11 Nation-specific index A.2 Selection of indicators/dimensions among the poor. The needs of the poor in Mexico, 2012 Ultra-poverty (< $1.25) Extreme poor ($ ) Moderate poor ($ ) Assets RadioBicycleDVD or BluRay Sewing machineWashing machineMicrowave / Oven Fan Motorcycle Dwelling and related services Some source of water ElectricityWater tank Room for cookingWall materials DrainagePrivate toilet Flooring Market and state forces Non-contributory pensionsLabor incomeNon-contributory pensions Health servicesSelf-employment Access to food Source: Gray Molina & Ortiz-Juarez (in progress), based on ENIGH 2012

12 Nation-specific index A.3 Selection of indicators/dimensions among the non-poor. Source: Gray Molina & Ortiz-Juarez (in progress), based on ENIGH 2012 The needs of the non-poor in Mexico, 2012 Vulnerable ($ )Middle-class ($ )Upper-class (> $50) Assets BicycleCar Tape recorderStereo Washing machinePrinterPlayStation, Xbox TVHeating / A.C.Computer Pickup truckRoasterDVD or BluRay ShowerheadHomeownership Dwelling and related services Room for cookingGas tank Overcrowding Flooring Roofing material Running water Drainage Market and state forces Health servicesSocial securityRetirement fund Social securityDisability insurance Labor incomeRental income

13 Nation-specific index B.Measurement and aggregation In progress for Chile, Dominican Republic and Mexico. The results depend on particular place at particular time; therefore, they are not comparable. Instead, they would change in parallel with nation-specific economic growth, redistributive policies, technological change, and consumption patterns in order to inform policy makers. In this example, we use a dual cut-off in the spirit of Alkire-Foster: 1.Deprived or not, in each indicator 2.Deprived in k or more indicators to be identified as (multi-dimensionally) poor, vulnerable, and middle class. (We are working on weighting and a third cut-off intended to separate mutually exclusive groups; i.e. the multi-dimensionally vulnerable would not include the multi-dimensionally poor as their needs differ).

14 The case of the multi-dimensionally ‘ultra-poor’ Ultra-poverty (< $1.25) Assets Radio Sewing machine Fan Dwelling and related services Some source of water Electricity Market and state forces Non-contributory pensions Health services The principal components analysis yielded 7 indicators for the ultra-poor. Using the threshold of 1/3 proposed by Alkire and Santos (2010), one individual would be identified as multi-dimensionally ultra-poor if he/she is deprived in more than 2 out of 7 indicators. The results are shown below: Groups Mill. People Percent Ultra-poor (< $1.25)4,369,3383.7% Ultra-poor (PCA)3,241,5372.8% MPI mid-2000s4,540,0054.1% Source: Gray Molina & Ortiz-Juarez (in progress), based on ENIGH 2012

15 Overall We are working on provide a toolkit to diagnose and monitor good practice in attaining multi-dimensional progress at local and national government levels in the region.

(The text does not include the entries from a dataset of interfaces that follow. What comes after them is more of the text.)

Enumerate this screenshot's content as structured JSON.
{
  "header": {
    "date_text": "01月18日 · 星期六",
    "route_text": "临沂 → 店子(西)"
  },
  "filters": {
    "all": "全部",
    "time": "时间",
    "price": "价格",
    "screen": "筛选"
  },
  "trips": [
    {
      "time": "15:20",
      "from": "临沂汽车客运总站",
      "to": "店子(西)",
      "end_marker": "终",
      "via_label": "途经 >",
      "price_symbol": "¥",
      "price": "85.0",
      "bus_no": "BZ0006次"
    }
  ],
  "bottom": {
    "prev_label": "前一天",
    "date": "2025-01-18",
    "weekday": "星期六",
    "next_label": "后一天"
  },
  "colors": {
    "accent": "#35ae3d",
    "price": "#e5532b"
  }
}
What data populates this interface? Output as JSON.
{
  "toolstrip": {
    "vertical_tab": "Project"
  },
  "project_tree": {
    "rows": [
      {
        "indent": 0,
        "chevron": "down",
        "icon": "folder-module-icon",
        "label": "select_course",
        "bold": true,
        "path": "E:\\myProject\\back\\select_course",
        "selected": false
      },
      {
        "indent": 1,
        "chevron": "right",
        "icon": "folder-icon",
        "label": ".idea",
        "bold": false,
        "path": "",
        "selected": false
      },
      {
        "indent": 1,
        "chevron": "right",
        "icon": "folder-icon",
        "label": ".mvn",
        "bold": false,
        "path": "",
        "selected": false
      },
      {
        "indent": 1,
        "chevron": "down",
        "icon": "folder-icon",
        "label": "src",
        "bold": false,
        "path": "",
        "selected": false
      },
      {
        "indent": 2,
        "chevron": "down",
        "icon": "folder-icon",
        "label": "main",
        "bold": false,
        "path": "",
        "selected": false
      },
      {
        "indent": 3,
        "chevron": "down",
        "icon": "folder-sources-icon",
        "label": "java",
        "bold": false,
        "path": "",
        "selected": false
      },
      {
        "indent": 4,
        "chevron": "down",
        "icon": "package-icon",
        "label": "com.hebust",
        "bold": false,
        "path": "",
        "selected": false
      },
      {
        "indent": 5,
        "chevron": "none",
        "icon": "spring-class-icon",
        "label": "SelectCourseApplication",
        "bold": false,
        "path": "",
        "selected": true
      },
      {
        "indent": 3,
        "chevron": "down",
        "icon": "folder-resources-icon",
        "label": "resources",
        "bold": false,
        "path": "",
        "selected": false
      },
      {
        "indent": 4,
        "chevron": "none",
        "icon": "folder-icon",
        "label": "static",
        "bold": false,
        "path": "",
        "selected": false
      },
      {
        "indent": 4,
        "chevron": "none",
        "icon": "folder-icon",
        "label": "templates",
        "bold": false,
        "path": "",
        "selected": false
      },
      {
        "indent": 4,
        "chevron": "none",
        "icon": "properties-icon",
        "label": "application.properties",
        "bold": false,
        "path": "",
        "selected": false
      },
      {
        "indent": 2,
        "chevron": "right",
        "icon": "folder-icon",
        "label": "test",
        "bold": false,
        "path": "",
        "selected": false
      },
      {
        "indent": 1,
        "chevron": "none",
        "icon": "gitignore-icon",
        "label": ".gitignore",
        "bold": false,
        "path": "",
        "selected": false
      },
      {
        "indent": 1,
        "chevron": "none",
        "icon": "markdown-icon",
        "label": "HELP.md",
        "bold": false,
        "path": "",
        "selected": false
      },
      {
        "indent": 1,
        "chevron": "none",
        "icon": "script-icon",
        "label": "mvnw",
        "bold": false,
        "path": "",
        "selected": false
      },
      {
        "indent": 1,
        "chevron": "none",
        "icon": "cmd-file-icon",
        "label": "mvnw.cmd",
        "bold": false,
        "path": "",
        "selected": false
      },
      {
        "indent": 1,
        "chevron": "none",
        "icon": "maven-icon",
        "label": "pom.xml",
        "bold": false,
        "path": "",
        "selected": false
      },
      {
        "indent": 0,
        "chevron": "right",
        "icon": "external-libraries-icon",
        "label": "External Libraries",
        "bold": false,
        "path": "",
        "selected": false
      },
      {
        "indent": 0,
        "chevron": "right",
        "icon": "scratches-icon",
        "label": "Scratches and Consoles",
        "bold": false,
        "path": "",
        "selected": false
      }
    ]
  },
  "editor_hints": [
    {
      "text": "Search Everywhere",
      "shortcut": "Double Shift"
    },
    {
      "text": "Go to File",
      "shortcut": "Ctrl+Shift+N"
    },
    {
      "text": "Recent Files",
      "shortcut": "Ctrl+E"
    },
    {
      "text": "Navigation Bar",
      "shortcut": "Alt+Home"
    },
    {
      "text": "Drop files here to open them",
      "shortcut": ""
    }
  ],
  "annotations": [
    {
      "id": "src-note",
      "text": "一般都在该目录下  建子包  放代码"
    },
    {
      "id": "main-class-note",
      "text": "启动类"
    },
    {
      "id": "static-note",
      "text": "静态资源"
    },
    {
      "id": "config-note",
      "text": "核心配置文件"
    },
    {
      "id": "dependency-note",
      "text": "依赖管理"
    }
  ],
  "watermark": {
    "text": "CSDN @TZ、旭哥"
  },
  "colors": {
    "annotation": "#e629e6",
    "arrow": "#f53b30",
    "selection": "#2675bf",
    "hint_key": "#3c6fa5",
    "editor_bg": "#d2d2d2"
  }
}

Informative for regional governments, and useful for resources targeting.


Download ppt "Multi-Dimensional Progress: Breaking-down Policy Silos in Middle Income Countries George Gray Molina Eduardo Ortiz-Juarez UNDP, Regional Bureau for Latin."

Similar presentations


Ads by Google